■ Activity ■
This exercise calls for the records to be repeated in full, exactly as written.

■ Input records ■

= = = = =

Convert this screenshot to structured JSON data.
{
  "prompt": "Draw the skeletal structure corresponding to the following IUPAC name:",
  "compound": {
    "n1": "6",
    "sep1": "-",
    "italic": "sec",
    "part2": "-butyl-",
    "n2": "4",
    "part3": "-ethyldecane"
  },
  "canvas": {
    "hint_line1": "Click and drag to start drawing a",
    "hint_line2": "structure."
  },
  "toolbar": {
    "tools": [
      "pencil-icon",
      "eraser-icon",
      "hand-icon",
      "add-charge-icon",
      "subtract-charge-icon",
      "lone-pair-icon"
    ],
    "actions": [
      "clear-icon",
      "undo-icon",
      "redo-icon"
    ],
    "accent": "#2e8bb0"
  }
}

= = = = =

■ Output ■
Convert this screenshot to structured JSON data.
{
  "prompt": "Draw the skeletal structure corresponding to the following IUPAC name:",
  "compound": {
    "n1": "6",
    "sep1": "-",
    "italic": "sec",
    "part2": "-butyl-",
    "n2": "4",
    "part3": "-ethyldecane"
  },
  "canvas": {
    "hint_line1": "Click and drag to start drawing a",
    "hint_line2": "structure."
  },
  "toolbar": {
    "tools": [
      "pencil-icon",
      "eraser-icon",
      "hand-icon",
      "add-charge-icon",
      "subtract-charge-icon",
      "lone-pair-icon"
    ],
    "actions": [
      "clear-icon",
      "undo-icon",
      "redo-icon"
    ],
    "accent": "#2e8bb0"
  }
}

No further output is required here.